§ **EXERCISE DETAILS**: Scan the data for "zoom" and copy the lines it appears in.

§ **EXTRACTED MATERIAL**:
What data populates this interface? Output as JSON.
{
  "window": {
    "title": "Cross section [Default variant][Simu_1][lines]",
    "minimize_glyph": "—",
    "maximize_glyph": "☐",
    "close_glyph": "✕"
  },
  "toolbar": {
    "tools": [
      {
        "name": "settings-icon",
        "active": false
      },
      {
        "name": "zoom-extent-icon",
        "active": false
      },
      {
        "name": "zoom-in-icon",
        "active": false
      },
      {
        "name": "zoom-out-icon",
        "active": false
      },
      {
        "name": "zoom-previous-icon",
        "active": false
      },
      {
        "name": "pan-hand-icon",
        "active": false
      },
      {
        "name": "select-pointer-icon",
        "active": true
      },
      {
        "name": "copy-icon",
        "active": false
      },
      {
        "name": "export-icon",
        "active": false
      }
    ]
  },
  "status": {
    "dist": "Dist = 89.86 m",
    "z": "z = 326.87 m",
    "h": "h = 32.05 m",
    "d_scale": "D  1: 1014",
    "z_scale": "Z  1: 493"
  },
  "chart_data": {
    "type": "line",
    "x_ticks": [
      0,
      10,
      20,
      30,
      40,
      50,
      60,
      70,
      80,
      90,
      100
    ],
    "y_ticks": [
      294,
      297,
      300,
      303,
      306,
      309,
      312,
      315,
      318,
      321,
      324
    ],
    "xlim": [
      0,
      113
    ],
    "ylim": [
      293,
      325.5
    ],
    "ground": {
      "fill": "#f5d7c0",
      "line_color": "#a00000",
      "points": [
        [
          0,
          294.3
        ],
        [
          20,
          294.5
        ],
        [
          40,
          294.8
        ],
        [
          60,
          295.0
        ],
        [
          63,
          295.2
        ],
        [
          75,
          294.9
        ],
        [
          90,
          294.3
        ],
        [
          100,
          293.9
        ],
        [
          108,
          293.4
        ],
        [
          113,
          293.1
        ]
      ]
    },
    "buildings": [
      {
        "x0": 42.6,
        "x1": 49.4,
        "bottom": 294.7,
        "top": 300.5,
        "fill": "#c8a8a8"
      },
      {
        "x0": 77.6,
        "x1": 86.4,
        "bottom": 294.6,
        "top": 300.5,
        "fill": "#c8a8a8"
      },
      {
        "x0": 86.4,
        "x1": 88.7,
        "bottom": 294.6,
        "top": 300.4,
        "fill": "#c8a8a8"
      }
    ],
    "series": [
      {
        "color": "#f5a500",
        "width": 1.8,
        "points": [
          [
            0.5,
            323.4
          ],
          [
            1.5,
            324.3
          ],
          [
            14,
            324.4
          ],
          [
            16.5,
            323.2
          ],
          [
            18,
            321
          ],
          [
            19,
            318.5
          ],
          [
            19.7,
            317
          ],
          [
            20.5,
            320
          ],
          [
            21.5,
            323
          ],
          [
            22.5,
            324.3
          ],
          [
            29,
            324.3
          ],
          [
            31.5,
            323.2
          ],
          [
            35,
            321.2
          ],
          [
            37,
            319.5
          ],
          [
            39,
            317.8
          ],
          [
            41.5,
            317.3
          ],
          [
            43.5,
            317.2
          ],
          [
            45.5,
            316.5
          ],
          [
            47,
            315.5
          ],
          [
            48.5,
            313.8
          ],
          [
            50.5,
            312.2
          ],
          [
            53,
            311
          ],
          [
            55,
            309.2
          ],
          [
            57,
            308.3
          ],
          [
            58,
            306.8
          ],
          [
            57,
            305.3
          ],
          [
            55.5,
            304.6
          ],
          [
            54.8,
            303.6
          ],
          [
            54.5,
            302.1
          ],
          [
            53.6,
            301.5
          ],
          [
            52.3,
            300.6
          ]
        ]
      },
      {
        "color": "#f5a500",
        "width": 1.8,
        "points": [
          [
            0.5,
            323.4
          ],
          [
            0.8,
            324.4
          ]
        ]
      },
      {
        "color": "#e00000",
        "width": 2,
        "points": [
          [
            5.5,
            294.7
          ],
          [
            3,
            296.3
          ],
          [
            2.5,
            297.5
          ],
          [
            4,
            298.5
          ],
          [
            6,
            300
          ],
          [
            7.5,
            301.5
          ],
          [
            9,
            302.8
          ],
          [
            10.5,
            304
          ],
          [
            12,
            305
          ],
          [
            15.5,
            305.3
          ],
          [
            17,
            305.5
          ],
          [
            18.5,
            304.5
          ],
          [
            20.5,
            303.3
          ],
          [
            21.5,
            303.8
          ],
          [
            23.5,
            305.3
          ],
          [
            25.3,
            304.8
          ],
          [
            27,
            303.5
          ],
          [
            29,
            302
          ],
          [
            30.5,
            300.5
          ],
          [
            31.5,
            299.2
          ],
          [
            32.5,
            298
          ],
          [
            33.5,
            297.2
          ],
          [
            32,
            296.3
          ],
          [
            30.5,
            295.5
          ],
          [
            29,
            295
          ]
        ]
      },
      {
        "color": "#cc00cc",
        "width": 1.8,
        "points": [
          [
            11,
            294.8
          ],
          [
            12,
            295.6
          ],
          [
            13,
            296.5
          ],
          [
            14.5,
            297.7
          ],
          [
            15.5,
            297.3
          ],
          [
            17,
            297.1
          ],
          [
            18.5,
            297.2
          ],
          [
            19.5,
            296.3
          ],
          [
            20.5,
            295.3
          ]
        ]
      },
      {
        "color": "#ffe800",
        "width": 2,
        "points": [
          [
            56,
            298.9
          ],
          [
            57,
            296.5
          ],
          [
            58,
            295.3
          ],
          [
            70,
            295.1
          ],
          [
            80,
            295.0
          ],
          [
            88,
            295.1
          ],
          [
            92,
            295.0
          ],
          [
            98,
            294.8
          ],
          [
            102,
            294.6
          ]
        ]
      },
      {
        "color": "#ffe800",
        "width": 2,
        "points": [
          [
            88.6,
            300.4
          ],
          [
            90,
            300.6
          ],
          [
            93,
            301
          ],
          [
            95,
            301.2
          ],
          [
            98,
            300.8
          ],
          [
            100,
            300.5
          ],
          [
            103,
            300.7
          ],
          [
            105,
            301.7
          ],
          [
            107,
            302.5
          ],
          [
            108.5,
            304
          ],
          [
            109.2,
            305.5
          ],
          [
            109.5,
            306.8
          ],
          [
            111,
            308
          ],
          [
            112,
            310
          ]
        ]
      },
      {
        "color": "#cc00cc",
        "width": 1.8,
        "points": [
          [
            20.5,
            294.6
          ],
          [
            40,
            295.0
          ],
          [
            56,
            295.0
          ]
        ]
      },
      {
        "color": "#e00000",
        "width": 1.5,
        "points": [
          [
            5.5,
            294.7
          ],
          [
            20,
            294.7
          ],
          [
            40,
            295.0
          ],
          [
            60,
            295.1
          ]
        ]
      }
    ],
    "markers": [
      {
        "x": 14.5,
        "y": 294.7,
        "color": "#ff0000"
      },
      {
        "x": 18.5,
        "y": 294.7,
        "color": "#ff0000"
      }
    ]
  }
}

§ **ANSWER TO THE EXERCISE**:
        "name": "zoom-extent-icon",
        "name": "zoom-in-icon",
        "name": "zoom-out-icon",
        "name": "zoom-previous-icon",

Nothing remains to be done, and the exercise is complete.